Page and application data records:
▶

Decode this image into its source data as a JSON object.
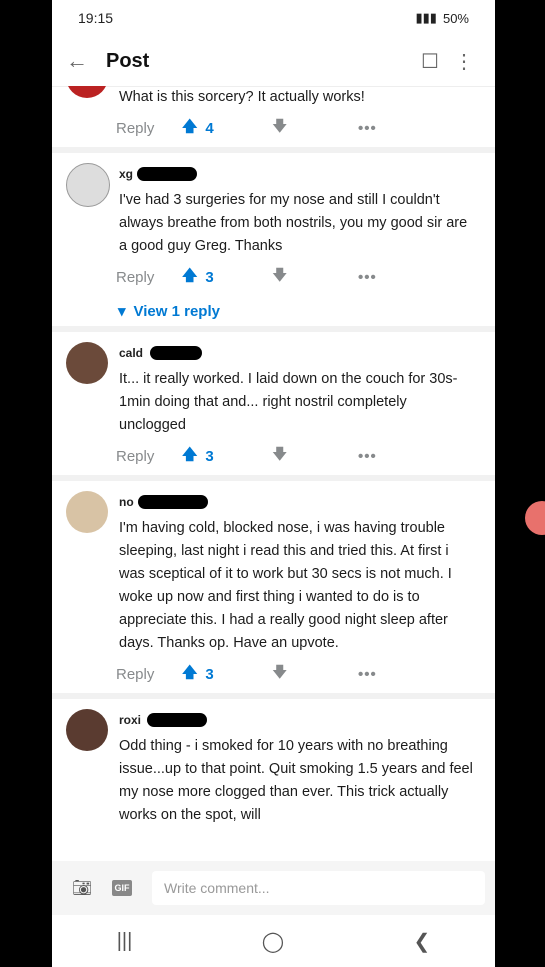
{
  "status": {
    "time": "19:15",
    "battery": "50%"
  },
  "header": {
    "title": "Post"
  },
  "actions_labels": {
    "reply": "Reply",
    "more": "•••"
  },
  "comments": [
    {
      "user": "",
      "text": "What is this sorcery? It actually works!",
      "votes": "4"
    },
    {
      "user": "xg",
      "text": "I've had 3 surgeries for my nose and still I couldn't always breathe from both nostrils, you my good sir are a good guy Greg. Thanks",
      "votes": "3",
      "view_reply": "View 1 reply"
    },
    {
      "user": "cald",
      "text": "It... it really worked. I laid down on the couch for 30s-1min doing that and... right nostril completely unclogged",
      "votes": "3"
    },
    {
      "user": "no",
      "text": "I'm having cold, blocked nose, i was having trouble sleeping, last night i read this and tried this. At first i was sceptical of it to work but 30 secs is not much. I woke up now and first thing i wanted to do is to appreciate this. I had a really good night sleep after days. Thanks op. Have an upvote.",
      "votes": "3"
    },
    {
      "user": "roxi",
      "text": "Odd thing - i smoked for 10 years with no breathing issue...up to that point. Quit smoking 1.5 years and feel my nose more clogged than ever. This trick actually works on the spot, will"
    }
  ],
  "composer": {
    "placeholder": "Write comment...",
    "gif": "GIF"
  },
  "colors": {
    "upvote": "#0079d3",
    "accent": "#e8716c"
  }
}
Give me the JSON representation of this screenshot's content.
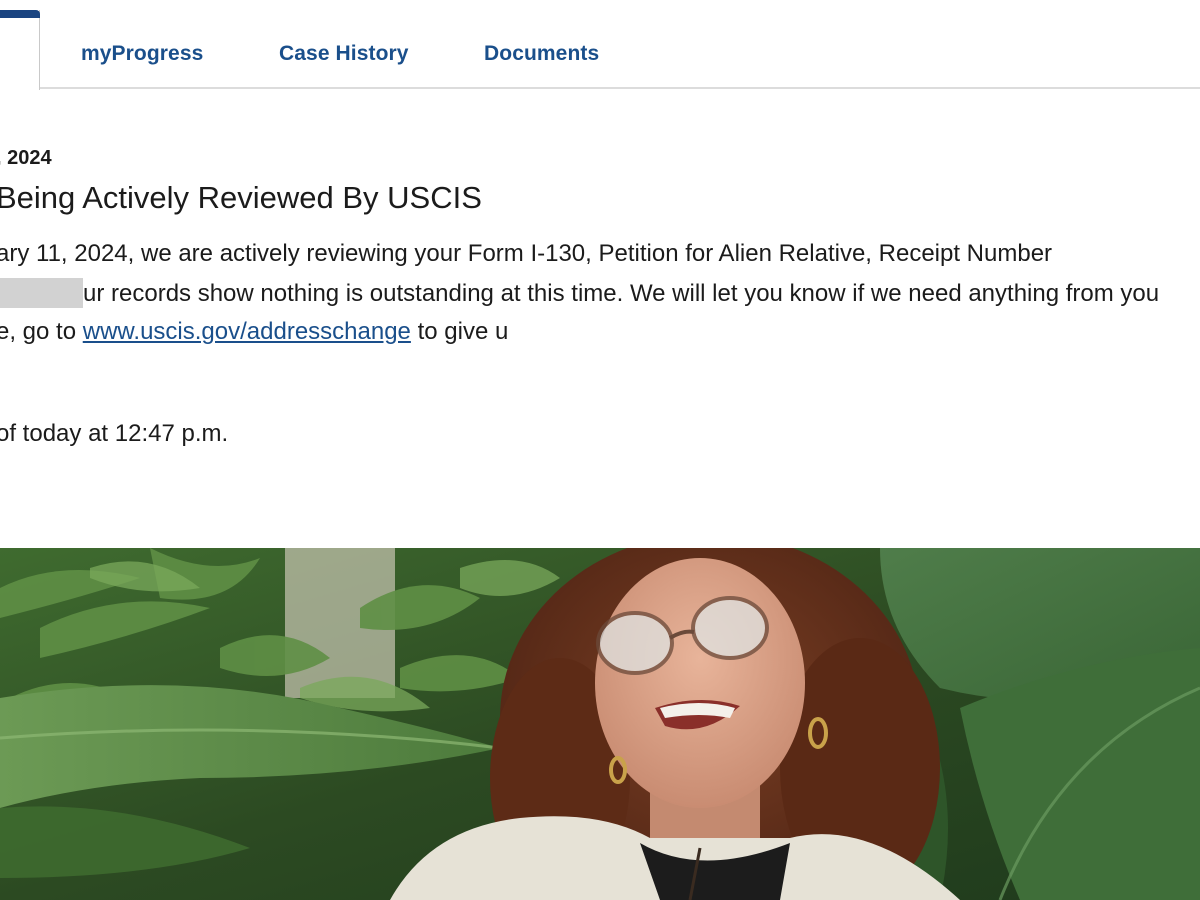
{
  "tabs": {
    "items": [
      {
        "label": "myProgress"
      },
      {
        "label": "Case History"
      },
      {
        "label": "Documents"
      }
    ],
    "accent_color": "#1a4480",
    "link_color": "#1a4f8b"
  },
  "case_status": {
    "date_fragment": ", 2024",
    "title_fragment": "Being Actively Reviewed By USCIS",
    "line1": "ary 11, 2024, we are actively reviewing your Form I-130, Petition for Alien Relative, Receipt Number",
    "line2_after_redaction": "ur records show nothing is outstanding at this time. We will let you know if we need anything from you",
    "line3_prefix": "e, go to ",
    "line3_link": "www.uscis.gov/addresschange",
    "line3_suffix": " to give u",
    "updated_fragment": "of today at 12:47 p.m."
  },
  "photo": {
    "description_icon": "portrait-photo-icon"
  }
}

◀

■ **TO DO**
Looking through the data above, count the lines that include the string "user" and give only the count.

■ **SOLVED EXERCISE**
5